I’m steering away from my blog’s Yemen theme for this photo post, but I think I can connect them.
And I really, really, REALLY wanted to use photos I took myself for a photo challenge. I’ve never been to Yemen and therefore, do not have my own photos. BUT I used to live in Japan, so I have plenty of those.
Paper cranes. 1000 origami paper cranes. Senbazuru. 千羽鶴.
These beautiful, colorful pieces of folded paper can be found all over Hiroshima and Nagasaki. According to the legend, if you fold 1000 paper cranes, then your wish will come true. Why one thousand? Cranes are special, holy creatures in Japan and are believed to live for 1000 years.
This tradition of senbazuru became especially popular because of a girl named Sadako. She was a young girl when an atomic bomb was dropped on Hiroshima and eventually developed leukemia, like many other children in the city. Her wish was for her illness to be cured so she began folding 1000 paper cranes. There are conflicting stories about whether or not she finished.
Hiroshima and Nagasaki are the only two cities where an atomic bomb has been dropped. If you’ve ever been to either city, you’ll remember seeing ruins, buildings where only the foundations remain, and awful stories. Roof tiles melted together, watches stopped, people vanished with only their shadows remaining, dye from fabric burned into skin, and the most horrifying of all the melting people. Can you imagine walking around your burning city, your skin dripping from you because you’re melting? A recreation of this is on display at the museum in Hiroshima. I will never forget the school trip that was there the same time as me and the kids SCREAMING when they saw it.

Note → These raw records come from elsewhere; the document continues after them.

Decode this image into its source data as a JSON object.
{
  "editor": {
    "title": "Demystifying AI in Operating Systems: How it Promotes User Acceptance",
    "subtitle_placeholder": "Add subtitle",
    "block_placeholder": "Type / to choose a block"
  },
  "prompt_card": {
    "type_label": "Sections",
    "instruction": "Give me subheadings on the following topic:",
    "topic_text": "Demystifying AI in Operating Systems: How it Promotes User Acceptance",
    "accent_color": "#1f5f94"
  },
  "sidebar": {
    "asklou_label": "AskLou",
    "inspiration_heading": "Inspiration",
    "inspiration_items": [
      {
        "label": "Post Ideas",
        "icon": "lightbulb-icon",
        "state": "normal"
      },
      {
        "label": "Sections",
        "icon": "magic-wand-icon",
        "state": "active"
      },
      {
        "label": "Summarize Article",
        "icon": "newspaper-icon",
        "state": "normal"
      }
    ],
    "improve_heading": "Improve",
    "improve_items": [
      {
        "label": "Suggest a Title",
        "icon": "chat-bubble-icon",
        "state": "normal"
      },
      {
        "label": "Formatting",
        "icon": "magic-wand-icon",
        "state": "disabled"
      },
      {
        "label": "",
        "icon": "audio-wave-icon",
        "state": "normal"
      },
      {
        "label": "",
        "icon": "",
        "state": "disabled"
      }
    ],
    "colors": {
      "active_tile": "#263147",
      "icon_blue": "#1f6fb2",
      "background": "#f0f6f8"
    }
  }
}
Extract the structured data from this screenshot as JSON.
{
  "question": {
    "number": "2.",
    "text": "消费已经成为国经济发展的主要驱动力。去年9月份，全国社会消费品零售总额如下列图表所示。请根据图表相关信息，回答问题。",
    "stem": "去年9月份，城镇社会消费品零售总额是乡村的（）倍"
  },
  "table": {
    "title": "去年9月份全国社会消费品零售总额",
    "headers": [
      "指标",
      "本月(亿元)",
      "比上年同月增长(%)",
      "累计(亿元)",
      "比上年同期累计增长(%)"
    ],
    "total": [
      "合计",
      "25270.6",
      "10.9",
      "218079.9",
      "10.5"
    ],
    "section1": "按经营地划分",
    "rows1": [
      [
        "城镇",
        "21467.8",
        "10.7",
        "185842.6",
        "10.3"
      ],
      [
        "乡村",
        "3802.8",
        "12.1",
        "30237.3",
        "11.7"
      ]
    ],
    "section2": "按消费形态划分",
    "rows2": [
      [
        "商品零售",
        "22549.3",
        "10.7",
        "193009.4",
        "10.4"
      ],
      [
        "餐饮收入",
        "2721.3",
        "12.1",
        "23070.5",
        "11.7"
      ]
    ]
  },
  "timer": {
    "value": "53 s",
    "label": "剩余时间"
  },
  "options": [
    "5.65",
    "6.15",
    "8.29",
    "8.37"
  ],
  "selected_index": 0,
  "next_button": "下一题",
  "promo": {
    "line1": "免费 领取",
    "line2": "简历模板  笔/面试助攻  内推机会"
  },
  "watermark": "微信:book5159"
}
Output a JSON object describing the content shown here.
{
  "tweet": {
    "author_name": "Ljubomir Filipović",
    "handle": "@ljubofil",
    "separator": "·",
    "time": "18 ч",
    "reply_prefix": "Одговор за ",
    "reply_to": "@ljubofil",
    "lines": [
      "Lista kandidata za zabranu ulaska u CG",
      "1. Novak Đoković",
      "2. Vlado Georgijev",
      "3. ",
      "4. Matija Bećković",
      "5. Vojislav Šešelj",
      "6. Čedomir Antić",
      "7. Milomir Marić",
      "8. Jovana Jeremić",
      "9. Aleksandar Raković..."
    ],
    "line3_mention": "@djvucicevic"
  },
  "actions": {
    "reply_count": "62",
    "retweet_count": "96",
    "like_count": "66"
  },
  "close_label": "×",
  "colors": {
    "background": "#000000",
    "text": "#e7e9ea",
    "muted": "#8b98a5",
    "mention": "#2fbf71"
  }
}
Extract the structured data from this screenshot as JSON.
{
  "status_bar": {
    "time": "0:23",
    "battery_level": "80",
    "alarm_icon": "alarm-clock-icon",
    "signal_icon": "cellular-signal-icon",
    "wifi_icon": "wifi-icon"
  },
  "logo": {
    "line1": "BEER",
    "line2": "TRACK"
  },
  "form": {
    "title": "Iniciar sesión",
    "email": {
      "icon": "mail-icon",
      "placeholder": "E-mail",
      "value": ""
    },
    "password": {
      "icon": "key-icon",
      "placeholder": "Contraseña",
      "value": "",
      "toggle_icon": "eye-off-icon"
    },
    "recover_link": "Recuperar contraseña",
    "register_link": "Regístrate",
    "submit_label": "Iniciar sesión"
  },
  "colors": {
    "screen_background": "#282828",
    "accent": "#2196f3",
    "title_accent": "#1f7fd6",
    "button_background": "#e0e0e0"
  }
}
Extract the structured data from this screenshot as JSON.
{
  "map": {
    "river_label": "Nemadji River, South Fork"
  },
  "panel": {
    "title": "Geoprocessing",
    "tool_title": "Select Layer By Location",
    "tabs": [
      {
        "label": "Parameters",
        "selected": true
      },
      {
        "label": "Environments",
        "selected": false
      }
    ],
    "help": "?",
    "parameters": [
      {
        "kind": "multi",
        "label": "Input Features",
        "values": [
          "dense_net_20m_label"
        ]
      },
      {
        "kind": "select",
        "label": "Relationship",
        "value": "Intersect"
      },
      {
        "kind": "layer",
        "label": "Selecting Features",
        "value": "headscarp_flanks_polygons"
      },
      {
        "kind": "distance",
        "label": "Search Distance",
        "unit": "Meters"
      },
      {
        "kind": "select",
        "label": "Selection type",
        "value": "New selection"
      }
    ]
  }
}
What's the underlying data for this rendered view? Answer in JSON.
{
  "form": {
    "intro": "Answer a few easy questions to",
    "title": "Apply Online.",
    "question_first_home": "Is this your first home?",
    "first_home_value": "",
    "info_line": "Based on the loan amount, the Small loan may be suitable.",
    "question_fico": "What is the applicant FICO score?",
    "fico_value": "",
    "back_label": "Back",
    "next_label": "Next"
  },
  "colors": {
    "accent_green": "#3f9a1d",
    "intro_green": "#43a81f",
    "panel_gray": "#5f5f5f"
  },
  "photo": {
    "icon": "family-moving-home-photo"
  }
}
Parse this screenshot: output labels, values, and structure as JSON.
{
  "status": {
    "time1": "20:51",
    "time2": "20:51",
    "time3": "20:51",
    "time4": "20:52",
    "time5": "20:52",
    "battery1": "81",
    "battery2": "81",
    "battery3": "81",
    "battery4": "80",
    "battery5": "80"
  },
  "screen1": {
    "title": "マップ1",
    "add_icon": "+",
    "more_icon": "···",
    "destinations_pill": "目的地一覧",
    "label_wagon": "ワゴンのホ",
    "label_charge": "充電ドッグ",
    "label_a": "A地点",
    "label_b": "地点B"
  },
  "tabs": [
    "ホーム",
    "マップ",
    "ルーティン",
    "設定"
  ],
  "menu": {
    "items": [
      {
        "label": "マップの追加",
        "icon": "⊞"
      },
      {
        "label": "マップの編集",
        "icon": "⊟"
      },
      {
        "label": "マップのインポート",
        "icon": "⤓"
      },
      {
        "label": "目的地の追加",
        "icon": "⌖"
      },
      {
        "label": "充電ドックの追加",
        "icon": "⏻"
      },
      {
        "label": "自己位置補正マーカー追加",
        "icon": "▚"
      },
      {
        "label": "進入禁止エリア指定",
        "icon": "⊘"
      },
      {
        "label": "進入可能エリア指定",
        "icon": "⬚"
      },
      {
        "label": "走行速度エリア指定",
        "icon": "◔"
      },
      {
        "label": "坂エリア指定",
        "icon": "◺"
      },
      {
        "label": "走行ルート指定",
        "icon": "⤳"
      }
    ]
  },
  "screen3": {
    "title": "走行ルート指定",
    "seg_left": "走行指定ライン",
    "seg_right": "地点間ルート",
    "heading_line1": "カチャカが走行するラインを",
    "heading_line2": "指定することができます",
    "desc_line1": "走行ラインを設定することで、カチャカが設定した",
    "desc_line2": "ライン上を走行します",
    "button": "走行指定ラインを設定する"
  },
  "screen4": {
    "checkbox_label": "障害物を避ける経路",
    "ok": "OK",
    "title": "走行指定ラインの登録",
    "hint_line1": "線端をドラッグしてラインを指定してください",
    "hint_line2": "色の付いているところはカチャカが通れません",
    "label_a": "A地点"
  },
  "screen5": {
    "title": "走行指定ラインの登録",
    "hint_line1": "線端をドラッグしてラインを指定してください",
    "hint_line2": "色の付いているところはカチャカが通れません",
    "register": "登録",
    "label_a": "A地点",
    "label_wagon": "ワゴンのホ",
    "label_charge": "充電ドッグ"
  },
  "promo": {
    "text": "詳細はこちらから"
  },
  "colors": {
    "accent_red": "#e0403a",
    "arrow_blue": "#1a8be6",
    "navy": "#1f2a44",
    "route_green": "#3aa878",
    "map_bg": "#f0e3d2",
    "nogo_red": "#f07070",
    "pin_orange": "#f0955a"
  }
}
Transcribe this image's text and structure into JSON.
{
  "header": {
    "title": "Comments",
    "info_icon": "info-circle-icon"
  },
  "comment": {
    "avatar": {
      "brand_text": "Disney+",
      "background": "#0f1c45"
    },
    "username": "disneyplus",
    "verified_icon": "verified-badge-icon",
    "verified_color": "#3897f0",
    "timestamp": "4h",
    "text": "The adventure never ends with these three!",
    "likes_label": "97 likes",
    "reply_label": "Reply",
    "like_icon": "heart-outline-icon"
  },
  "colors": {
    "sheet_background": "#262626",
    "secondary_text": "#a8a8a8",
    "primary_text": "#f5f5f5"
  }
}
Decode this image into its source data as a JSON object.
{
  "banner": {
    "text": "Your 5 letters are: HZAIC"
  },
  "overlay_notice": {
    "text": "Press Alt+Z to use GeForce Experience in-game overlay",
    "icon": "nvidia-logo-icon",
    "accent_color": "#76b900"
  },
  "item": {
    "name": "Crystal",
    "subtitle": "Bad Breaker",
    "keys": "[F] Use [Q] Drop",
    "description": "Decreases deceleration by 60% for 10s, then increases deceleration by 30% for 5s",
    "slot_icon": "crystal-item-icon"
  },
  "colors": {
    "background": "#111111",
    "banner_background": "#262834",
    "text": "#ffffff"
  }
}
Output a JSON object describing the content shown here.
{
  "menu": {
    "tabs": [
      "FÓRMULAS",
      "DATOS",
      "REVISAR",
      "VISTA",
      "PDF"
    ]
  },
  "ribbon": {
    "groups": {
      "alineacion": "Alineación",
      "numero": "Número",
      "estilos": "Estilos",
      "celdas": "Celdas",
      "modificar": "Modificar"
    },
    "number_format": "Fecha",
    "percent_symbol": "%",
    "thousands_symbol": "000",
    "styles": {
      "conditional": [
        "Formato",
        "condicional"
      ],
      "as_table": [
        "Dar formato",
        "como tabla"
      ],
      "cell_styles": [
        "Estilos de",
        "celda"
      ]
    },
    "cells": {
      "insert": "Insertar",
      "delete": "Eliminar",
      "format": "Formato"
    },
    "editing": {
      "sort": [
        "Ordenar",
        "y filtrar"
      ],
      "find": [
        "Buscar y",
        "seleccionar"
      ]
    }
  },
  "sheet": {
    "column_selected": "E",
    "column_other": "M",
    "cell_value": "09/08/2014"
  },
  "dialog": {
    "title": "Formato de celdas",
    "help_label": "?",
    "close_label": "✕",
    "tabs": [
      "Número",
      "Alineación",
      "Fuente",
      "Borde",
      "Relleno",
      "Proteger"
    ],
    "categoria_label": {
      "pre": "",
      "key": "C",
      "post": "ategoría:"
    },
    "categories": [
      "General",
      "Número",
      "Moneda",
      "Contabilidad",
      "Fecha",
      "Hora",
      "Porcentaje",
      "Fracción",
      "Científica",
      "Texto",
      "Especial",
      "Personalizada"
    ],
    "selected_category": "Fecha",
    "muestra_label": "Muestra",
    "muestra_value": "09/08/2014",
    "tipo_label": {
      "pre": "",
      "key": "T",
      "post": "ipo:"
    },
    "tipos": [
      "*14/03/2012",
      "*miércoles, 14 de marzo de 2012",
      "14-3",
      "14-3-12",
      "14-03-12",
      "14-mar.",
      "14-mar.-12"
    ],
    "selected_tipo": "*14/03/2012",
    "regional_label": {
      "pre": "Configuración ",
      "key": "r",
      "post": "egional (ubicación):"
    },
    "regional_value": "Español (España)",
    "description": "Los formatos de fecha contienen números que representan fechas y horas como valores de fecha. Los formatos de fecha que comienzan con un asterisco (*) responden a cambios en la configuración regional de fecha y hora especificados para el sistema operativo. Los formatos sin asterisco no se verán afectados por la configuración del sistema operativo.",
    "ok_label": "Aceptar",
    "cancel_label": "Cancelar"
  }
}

It is my wish that these weapons are never used again. Not in Japan, not in the US, not in Yemen. Nowhere. “Wish the world peace and love. 世界が平和でありますように!”